> _About this exercise_
Nothing in the records may be left out; restate them word for word.

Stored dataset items
BEGIN

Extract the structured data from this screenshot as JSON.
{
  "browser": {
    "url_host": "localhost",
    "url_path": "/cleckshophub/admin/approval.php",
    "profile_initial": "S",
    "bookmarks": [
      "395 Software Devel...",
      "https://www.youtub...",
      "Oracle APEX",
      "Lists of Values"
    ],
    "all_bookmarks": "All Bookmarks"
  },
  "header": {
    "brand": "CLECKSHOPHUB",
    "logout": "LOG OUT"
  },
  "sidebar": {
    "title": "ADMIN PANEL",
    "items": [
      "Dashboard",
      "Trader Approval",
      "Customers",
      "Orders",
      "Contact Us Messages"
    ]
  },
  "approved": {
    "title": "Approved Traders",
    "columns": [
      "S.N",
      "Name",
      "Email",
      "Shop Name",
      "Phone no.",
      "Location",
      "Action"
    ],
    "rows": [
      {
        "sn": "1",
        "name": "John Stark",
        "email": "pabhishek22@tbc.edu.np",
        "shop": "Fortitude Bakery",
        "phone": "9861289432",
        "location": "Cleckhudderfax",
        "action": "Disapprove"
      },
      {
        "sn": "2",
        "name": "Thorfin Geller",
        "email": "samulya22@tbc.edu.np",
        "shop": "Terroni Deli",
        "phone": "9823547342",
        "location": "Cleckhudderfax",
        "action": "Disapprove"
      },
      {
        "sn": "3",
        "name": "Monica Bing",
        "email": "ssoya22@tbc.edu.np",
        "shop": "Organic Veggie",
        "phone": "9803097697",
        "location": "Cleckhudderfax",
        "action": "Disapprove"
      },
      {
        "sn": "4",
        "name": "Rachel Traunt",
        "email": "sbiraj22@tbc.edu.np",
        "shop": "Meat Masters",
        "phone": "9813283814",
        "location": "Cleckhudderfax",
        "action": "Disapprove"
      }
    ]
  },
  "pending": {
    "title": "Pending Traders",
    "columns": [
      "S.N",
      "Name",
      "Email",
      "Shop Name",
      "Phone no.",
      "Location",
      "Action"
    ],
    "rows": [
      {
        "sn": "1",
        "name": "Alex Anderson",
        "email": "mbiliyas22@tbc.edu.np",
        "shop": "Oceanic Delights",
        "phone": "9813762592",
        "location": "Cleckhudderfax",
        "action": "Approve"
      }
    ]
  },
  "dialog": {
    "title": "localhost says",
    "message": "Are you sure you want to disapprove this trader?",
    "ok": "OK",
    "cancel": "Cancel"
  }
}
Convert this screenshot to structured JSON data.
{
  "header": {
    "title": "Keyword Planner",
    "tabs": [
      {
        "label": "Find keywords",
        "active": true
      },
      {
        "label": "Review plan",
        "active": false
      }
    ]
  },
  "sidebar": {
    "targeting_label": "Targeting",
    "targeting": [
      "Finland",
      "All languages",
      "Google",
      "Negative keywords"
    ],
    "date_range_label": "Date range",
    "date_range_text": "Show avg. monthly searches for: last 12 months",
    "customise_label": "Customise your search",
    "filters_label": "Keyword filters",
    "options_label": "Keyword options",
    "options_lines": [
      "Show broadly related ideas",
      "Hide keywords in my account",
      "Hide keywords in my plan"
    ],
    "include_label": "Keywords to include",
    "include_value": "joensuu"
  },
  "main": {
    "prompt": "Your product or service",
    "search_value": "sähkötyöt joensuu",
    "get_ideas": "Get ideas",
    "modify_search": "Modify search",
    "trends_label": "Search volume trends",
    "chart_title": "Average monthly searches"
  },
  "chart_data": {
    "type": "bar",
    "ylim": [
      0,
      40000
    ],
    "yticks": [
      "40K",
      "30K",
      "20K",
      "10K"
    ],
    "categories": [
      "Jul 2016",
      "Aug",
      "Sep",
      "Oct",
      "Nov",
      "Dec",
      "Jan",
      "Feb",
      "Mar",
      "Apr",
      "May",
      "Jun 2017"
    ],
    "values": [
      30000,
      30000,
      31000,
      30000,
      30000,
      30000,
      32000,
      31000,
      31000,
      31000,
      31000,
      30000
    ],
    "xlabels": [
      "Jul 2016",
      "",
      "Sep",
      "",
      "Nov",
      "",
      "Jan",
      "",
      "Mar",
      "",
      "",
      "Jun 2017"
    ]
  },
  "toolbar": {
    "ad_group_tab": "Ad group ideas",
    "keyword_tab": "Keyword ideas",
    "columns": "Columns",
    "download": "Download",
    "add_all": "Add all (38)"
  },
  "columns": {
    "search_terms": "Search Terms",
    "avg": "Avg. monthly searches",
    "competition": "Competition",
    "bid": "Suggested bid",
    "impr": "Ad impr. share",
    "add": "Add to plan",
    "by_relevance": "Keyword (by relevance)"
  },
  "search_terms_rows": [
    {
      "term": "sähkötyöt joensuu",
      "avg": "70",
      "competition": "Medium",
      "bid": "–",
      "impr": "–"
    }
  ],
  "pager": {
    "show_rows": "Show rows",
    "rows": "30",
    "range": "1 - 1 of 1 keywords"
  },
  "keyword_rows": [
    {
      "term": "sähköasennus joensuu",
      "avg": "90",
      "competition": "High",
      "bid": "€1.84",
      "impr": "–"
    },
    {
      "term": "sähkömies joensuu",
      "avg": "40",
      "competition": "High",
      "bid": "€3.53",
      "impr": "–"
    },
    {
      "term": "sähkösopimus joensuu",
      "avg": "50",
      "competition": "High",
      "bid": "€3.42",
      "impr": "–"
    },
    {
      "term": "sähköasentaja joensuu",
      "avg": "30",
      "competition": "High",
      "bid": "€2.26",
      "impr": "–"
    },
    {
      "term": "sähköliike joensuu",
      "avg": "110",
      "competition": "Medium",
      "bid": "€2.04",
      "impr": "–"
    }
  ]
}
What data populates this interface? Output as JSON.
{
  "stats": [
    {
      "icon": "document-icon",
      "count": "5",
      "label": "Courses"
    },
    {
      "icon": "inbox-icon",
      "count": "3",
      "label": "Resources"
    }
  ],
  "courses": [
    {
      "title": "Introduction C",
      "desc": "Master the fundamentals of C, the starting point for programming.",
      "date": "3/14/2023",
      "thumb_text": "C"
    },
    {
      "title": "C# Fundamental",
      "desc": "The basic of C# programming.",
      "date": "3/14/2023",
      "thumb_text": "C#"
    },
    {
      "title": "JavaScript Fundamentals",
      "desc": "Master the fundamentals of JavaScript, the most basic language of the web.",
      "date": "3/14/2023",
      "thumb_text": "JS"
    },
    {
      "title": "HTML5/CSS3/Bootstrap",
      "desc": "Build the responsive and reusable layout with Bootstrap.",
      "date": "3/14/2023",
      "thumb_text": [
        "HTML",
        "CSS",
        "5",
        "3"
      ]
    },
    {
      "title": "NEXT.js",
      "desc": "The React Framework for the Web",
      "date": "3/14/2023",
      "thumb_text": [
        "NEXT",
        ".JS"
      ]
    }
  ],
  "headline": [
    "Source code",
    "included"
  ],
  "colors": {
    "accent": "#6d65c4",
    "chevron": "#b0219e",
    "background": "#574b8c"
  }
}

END

> _Your response_
Extract the structured data from this screenshot as JSON.
{
  "browser": {
    "url_host": "localhost",
    "url_path": "/cleckshophub/admin/approval.php",
    "profile_initial": "S",
    "bookmarks": [
      "395 Software Devel...",
      "https://www.youtub...",
      "Oracle APEX",
      "Lists of Values"
    ],
    "all_bookmarks": "All Bookmarks"
  },
  "header": {
    "brand": "CLECKSHOPHUB",
    "logout": "LOG OUT"
  },
  "sidebar": {
    "title": "ADMIN PANEL",
    "items": [
      "Dashboard",
      "Trader Approval",
      "Customers",
      "Orders",
      "Contact Us Messages"
    ]
  },
  "approved": {
    "title": "Approved Traders",
    "columns": [
      "S.N",
      "Name",
      "Email",
      "Shop Name",
      "Phone no.",
      "Location",
      "Action"
    ],
    "rows": [
      {
        "sn": "1",
        "name": "John Stark",
        "email": "pabhishek22@tbc.edu.np",
        "shop": "Fortitude Bakery",
        "phone": "9861289432",
        "location": "Cleckhudderfax",
        "action": "Disapprove"
      },
      {
        "sn": "2",
        "name": "Thorfin Geller",
        "email": "samulya22@tbc.edu.np",
        "shop": "Terroni Deli",
        "phone": "9823547342",
        "location": "Cleckhudderfax",
        "action": "Disapprove"
      },
      {
        "sn": "3",
        "name": "Monica Bing",
        "email": "ssoya22@tbc.edu.np",
        "shop": "Organic Veggie",
        "phone": "9803097697",
        "location": "Cleckhudderfax",
        "action": "Disapprove"
      },
      {
        "sn": "4",
        "name": "Rachel Traunt",
        "email": "sbiraj22@tbc.edu.np",
        "shop": "Meat Masters",
        "phone": "9813283814",
        "location": "Cleckhudderfax",
        "action": "Disapprove"
      }
    ]
  },
  "pending": {
    "title": "Pending Traders",
    "columns": [
      "S.N",
      "Name",
      "Email",
      "Shop Name",
      "Phone no.",
      "Location",
      "Action"
    ],
    "rows": [
      {
        "sn": "1",
        "name": "Alex Anderson",
        "email": "mbiliyas22@tbc.edu.np",
        "shop": "Oceanic Delights",
        "phone": "9813762592",
        "location": "Cleckhudderfax",
        "action": "Approve"
      }
    ]
  },
  "dialog": {
    "title": "localhost says",
    "message": "Are you sure you want to disapprove this trader?",
    "ok": "OK",
    "cancel": "Cancel"
  }
}
Convert this screenshot to structured JSON data.
{
  "header": {
    "title": "Keyword Planner",
    "tabs": [
      {
        "label": "Find keywords",
        "active": true
      },
      {
        "label": "Review plan",
        "active": false
      }
    ]
  },
  "sidebar": {
    "targeting_label": "Targeting",
    "targeting": [
      "Finland",
      "All languages",
      "Google",
      "Negative keywords"
    ],
    "date_range_label": "Date range",
    "date_range_text": "Show avg. monthly searches for: last 12 months",
    "customise_label": "Customise your search",
    "filters_label": "Keyword filters",
    "options_label": "Keyword options",
    "options_lines": [
      "Show broadly related ideas",
      "Hide keywords in my account",
      "Hide keywords in my plan"
    ],
    "include_label": "Keywords to include",
    "include_value": "joensuu"
  },
  "main": {
    "prompt": "Your product or service",
    "search_value": "sähkötyöt joensuu",
    "get_ideas": "Get ideas",
    "modify_search": "Modify search",
    "trends_label": "Search volume trends",
    "chart_title": "Average monthly searches"
  },
  "chart_data": {
    "type": "bar",
    "ylim": [
      0,
      40000
    ],
    "yticks": [
      "40K",
      "30K",
      "20K",
      "10K"
    ],
    "categories": [
      "Jul 2016",
      "Aug",
      "Sep",
      "Oct",
      "Nov",
      "Dec",
      "Jan",
      "Feb",
      "Mar",
      "Apr",
      "May",
      "Jun 2017"
    ],
    "values": [
      30000,
      30000,
      31000,
      30000,
      30000,
      30000,
      32000,
      31000,
      31000,
      31000,
      31000,
      30000
    ],
    "xlabels": [
      "Jul 2016",
      "",
      "Sep",
      "",
      "Nov",
      "",
      "Jan",
      "",
      "Mar",
      "",
      "",
      "Jun 2017"
    ]
  },
  "toolbar": {
    "ad_group_tab": "Ad group ideas",
    "keyword_tab": "Keyword ideas",
    "columns": "Columns",
    "download": "Download",
    "add_all": "Add all (38)"
  },
  "columns": {
    "search_terms": "Search Terms",
    "avg": "Avg. monthly searches",
    "competition": "Competition",
    "bid": "Suggested bid",
    "impr": "Ad impr. share",
    "add": "Add to plan",
    "by_relevance": "Keyword (by relevance)"
  },
  "search_terms_rows": [
    {
      "term": "sähkötyöt joensuu",
      "avg": "70",
      "competition": "Medium",
      "bid": "–",
      "impr": "–"
    }
  ],
  "pager": {
    "show_rows": "Show rows",
    "rows": "30",
    "range": "1 - 1 of 1 keywords"
  },
  "keyword_rows": [
    {
      "term": "sähköasennus joensuu",
      "avg": "90",
      "competition": "High",
      "bid": "€1.84",
      "impr": "–"
    },
    {
      "term": "sähkömies joensuu",
      "avg": "40",
      "competition": "High",
      "bid": "€3.53",
      "impr": "–"
    },
    {
      "term": "sähkösopimus joensuu",
      "avg": "50",
      "competition": "High",
      "bid": "€3.42",
      "impr": "–"
    },
    {
      "term": "sähköasentaja joensuu",
      "avg": "30",
      "competition": "High",
      "bid": "€2.26",
      "impr": "–"
    },
    {
      "term": "sähköliike joensuu",
      "avg": "110",
      "competition": "Medium",
      "bid": "€2.04",
      "impr": "–"
    }
  ]
}
What data populates this interface? Output as JSON.
{
  "stats": [
    {
      "icon": "document-icon",
      "count": "5",
      "label": "Courses"
    },
    {
      "icon": "inbox-icon",
      "count": "3",
      "label": "Resources"
    }
  ],
  "courses": [
    {
      "title": "Introduction C",
      "desc": "Master the fundamentals of C, the starting point for programming.",
      "date": "3/14/2023",
      "thumb_text": "C"
    },
    {
      "title": "C# Fundamental",
      "desc": "The basic of C# programming.",
      "date": "3/14/2023",
      "thumb_text": "C#"
    },
    {
      "title": "JavaScript Fundamentals",
      "desc": "Master the fundamentals of JavaScript, the most basic language of the web.",
      "date": "3/14/2023",
      "thumb_text": "JS"
    },
    {
      "title": "HTML5/CSS3/Bootstrap",
      "desc": "Build the responsive and reusable layout with Bootstrap.",
      "date": "3/14/2023",
      "thumb_text": [
        "HTML",
        "CSS",
        "5",
        "3"
      ]
    },
    {
      "title": "NEXT.js",
      "desc": "The React Framework for the Web",
      "date": "3/14/2023",
      "thumb_text": [
        "NEXT",
        ".JS"
      ]
    }
  ],
  "headline": [
    "Source code",
    "included"
  ],
  "colors": {
    "accent": "#6d65c4",
    "chevron": "#b0219e",
    "background": "#574b8c"
  }
}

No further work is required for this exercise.